- Web page and app entries
--- START ---

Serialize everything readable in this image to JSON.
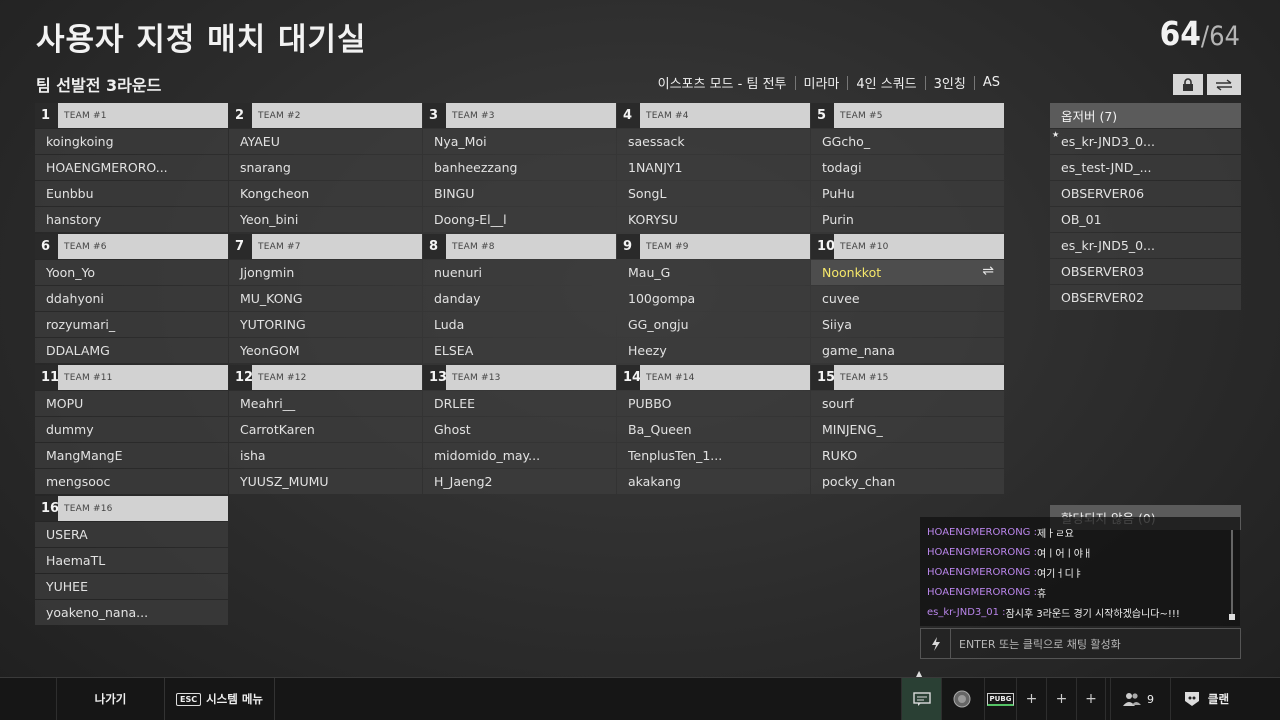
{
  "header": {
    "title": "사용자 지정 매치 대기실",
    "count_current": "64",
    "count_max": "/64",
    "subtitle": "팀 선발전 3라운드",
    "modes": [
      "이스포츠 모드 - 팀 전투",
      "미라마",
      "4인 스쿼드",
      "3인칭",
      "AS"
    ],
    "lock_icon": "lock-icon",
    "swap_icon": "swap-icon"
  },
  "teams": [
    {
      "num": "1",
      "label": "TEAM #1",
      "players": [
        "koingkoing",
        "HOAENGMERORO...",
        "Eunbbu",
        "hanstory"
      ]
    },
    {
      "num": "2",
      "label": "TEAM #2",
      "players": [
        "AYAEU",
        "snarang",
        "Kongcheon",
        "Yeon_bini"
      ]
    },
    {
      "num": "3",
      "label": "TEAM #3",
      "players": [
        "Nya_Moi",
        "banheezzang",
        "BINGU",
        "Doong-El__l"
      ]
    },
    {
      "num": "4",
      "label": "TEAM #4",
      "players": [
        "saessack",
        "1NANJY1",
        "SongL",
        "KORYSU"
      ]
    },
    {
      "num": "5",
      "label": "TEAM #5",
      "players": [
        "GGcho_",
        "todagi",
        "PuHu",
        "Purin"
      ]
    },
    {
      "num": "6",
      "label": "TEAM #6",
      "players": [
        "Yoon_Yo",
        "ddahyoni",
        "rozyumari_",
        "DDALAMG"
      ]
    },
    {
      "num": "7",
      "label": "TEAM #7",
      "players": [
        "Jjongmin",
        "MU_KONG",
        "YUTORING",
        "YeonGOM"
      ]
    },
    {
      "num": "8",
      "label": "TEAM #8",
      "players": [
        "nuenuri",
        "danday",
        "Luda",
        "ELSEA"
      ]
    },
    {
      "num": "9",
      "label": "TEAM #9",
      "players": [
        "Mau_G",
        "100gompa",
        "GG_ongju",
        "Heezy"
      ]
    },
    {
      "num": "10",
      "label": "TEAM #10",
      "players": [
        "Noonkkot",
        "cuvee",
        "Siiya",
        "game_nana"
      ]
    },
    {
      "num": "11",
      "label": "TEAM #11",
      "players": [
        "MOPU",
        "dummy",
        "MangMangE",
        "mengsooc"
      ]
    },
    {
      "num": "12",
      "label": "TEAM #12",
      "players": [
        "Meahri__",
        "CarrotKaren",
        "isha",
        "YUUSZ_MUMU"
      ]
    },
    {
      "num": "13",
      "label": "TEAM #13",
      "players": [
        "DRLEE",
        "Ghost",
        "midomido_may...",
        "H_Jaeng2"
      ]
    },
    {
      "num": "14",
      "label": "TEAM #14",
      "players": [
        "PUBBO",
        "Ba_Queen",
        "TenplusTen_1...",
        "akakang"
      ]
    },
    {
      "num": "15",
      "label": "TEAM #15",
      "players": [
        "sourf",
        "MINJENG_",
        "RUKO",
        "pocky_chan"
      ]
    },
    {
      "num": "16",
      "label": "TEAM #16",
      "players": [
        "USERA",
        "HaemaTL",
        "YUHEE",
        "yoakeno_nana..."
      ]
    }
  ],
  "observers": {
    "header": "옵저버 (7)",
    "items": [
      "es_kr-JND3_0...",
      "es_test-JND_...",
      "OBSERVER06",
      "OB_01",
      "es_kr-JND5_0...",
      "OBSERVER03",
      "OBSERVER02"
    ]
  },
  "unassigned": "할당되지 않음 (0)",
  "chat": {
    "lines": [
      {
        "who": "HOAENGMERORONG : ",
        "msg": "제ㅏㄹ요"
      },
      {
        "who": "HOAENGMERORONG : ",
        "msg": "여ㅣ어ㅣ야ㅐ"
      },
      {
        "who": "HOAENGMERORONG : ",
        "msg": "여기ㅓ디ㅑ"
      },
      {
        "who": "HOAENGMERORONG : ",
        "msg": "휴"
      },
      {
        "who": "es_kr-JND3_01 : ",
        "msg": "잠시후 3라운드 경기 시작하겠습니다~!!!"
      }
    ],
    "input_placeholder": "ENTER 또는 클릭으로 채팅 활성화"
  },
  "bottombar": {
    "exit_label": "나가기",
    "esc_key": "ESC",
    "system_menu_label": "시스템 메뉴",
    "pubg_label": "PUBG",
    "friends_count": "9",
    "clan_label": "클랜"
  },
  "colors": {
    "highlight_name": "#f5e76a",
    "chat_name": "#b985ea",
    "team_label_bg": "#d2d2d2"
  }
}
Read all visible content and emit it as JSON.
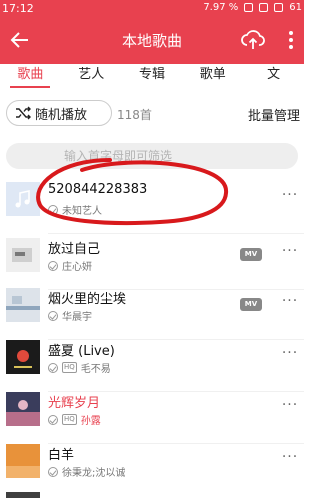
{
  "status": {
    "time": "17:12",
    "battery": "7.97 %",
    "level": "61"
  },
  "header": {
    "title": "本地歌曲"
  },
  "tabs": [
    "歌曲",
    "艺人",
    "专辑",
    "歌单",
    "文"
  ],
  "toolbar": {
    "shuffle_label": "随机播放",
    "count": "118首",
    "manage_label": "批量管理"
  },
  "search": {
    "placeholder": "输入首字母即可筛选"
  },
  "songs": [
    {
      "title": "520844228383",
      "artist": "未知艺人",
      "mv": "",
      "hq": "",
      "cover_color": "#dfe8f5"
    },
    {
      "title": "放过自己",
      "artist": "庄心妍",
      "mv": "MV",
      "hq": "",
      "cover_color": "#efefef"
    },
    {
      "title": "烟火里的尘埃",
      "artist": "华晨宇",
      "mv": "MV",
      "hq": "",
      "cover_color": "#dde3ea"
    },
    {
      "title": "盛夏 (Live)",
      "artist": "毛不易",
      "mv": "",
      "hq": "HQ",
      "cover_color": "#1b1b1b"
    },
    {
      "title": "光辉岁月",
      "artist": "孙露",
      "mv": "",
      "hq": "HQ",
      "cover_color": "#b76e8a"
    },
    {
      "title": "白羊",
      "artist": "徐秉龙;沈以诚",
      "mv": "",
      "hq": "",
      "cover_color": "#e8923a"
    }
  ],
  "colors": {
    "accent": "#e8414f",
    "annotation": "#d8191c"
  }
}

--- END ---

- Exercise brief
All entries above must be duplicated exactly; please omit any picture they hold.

- Exercise response
Serialize everything readable in this image to JSON.
{
  "header": {
    "title": "사용자 지정 매치 대기실",
    "count_current": "64",
    "count_max": "/64",
    "subtitle": "팀 선발전 3라운드",
    "modes": [
      "이스포츠 모드 - 팀 전투",
      "미라마",
      "4인 스쿼드",
      "3인칭",
      "AS"
    ],
    "lock_icon": "lock-icon",
    "swap_icon": "swap-icon"
  },
  "teams": [
    {
      "num": "1",
      "label": "TEAM #1",
      "players": [
        "koingkoing",
        "HOAENGMERORO...",
        "Eunbbu",
        "hanstory"
      ]
    },
    {
      "num": "2",
      "label": "TEAM #2",
      "players": [
        "AYAEU",
        "snarang",
        "Kongcheon",
        "Yeon_bini"
      ]
    },
    {
      "num": "3",
      "label": "TEAM #3",
      "players": [
        "Nya_Moi",
        "banheezzang",
        "BINGU",
        "Doong-El__l"
      ]
    },
    {
      "num": "4",
      "label": "TEAM #4",
      "players": [
        "saessack",
        "1NANJY1",
        "SongL",
        "KORYSU"
      ]
    },
    {
      "num": "5",
      "label": "TEAM #5",
      "players": [
        "GGcho_",
        "todagi",
        "PuHu",
        "Purin"
      ]
    },
    {
      "num": "6",
      "label": "TEAM #6",
      "players": [
        "Yoon_Yo",
        "ddahyoni",
        "rozyumari_",
        "DDALAMG"
      ]
    },
    {
      "num": "7",
      "label": "TEAM #7",
      "players": [
        "Jjongmin",
        "MU_KONG",
        "YUTORING",
        "YeonGOM"
      ]
    },
    {
      "num": "8",
      "label": "TEAM #8",
      "players": [
        "nuenuri",
        "danday",
        "Luda",
        "ELSEA"
      ]
    },
    {
      "num": "9",
      "label": "TEAM #9",
      "players": [
        "Mau_G",
        "100gompa",
        "GG_ongju",
        "Heezy"
      ]
    },
    {
      "num": "10",
      "label": "TEAM #10",
      "players": [
        "Noonkkot",
        "cuvee",
        "Siiya",
        "game_nana"
      ]
    },
    {
      "num": "11",
      "label": "TEAM #11",
      "players": [
        "MOPU",
        "dummy",
        "MangMangE",
        "mengsooc"
      ]
    },
    {
      "num": "12",
      "label": "TEAM #12",
      "players": [
        "Meahri__",
        "CarrotKaren",
        "isha",
        "YUUSZ_MUMU"
      ]
    },
    {
      "num": "13",
      "label": "TEAM #13",
      "players": [
        "DRLEE",
        "Ghost",
        "midomido_may...",
        "H_Jaeng2"
      ]
    },
    {
      "num": "14",
      "label": "TEAM #14",
      "players": [
        "PUBBO",
        "Ba_Queen",
        "TenplusTen_1...",
        "akakang"
      ]
    },
    {
      "num": "15",
      "label": "TEAM #15",
      "players": [
        "sourf",
        "MINJENG_",
        "RUKO",
        "pocky_chan"
      ]
    },
    {
      "num": "16",
      "label": "TEAM #16",
      "players": [
        "USERA",
        "HaemaTL",
        "YUHEE",
        "yoakeno_nana..."
      ]
    }
  ],
  "observers": {
    "header": "옵저버 (7)",
    "items": [
      "es_kr-JND3_0...",
      "es_test-JND_...",
      "OBSERVER06",
      "OB_01",
      "es_kr-JND5_0...",
      "OBSERVER03",
      "OBSERVER02"
    ]
  },
  "unassigned": "할당되지 않음 (0)",
  "chat": {
    "lines": [
      {
        "who": "HOAENGMERORONG : ",
        "msg": "제ㅏㄹ요"
      },
      {
        "who": "HOAENGMERORONG : ",
        "msg": "여ㅣ어ㅣ야ㅐ"
      },
      {
        "who": "HOAENGMERORONG : ",
        "msg": "여기ㅓ디ㅑ"
      },
      {
        "who": "HOAENGMERORONG : ",
        "msg": "휴"
      },
      {
        "who": "es_kr-JND3_01 : ",
        "msg": "잠시후 3라운드 경기 시작하겠습니다~!!!"
      }
    ],
    "input_placeholder": "ENTER 또는 클릭으로 채팅 활성화"
  },
  "bottombar": {
    "exit_label": "나가기",
    "esc_key": "ESC",
    "system_menu_label": "시스템 메뉴",
    "pubg_label": "PUBG",
    "friends_count": "9",
    "clan_label": "클랜"
  },
  "colors": {
    "highlight_name": "#f5e76a",
    "chat_name": "#b985ea",
    "team_label_bg": "#d2d2d2"
  }
}
Read all visible content and emit it as JSON.
{
  "status": {
    "time": "17:12",
    "battery": "7.97 %",
    "level": "61"
  },
  "header": {
    "title": "本地歌曲"
  },
  "tabs": [
    "歌曲",
    "艺人",
    "专辑",
    "歌单",
    "文"
  ],
  "toolbar": {
    "shuffle_label": "随机播放",
    "count": "118首",
    "manage_label": "批量管理"
  },
  "search": {
    "placeholder": "输入首字母即可筛选"
  },
  "songs": [
    {
      "title": "520844228383",
      "artist": "未知艺人",
      "mv": "",
      "hq": "",
      "cover_color": "#dfe8f5"
    },
    {
      "title": "放过自己",
      "artist": "庄心妍",
      "mv": "MV",
      "hq": "",
      "cover_color": "#efefef"
    },
    {
      "title": "烟火里的尘埃",
      "artist": "华晨宇",
      "mv": "MV",
      "hq": "",
      "cover_color": "#dde3ea"
    },
    {
      "title": "盛夏 (Live)",
      "artist": "毛不易",
      "mv": "",
      "hq": "HQ",
      "cover_color": "#1b1b1b"
    },
    {
      "title": "光辉岁月",
      "artist": "孙露",
      "mv": "",
      "hq": "HQ",
      "cover_color": "#b76e8a"
    },
    {
      "title": "白羊",
      "artist": "徐秉龙;沈以诚",
      "mv": "",
      "hq": "",
      "cover_color": "#e8923a"
    }
  ],
  "colors": {
    "accent": "#e8414f",
    "annotation": "#d8191c"
  }
}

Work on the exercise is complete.